PROBLEM REQUIREMENTS: Give back every line of the material exactly. Skip the pictures.

───── PROVIDED RECORDS

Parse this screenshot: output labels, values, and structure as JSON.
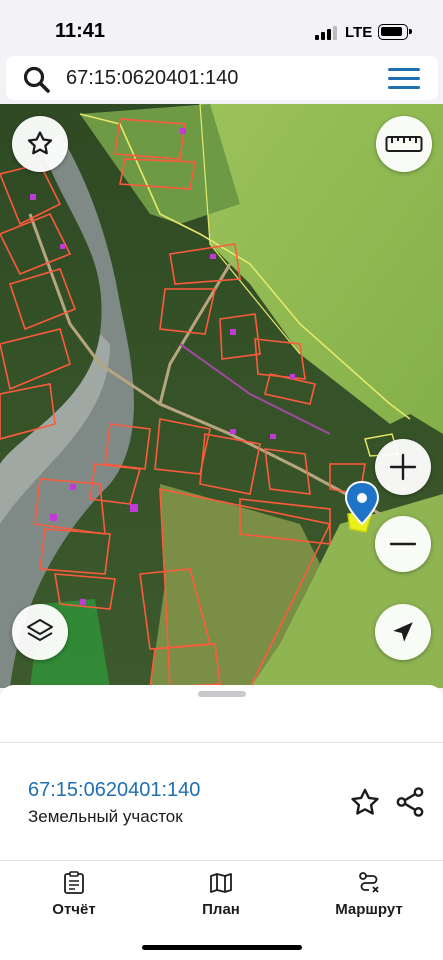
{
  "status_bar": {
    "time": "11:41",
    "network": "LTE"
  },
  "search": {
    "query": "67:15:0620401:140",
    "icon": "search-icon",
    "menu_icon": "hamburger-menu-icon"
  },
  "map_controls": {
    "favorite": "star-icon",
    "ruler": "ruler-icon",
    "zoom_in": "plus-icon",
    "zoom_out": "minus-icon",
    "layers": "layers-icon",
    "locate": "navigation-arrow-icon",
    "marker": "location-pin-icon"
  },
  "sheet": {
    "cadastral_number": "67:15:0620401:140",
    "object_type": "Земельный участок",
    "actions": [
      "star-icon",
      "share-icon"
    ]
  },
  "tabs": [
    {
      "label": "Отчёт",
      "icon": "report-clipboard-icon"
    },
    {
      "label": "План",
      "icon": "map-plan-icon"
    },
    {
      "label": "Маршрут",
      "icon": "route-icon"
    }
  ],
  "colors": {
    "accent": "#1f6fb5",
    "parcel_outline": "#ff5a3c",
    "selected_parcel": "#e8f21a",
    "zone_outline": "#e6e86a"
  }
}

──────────

OUTPUT:
Parse this screenshot: output labels, values, and structure as JSON.
{
  "status_bar": {
    "time": "11:41",
    "network": "LTE"
  },
  "search": {
    "query": "67:15:0620401:140",
    "icon": "search-icon",
    "menu_icon": "hamburger-menu-icon"
  },
  "map_controls": {
    "favorite": "star-icon",
    "ruler": "ruler-icon",
    "zoom_in": "plus-icon",
    "zoom_out": "minus-icon",
    "layers": "layers-icon",
    "locate": "navigation-arrow-icon",
    "marker": "location-pin-icon"
  },
  "sheet": {
    "cadastral_number": "67:15:0620401:140",
    "object_type": "Земельный участок",
    "actions": [
      "star-icon",
      "share-icon"
    ]
  },
  "tabs": [
    {
      "label": "Отчёт",
      "icon": "report-clipboard-icon"
    },
    {
      "label": "План",
      "icon": "map-plan-icon"
    },
    {
      "label": "Маршрут",
      "icon": "route-icon"
    }
  ],
  "colors": {
    "accent": "#1f6fb5",
    "parcel_outline": "#ff5a3c",
    "selected_parcel": "#e8f21a",
    "zone_outline": "#e6e86a"
  }
}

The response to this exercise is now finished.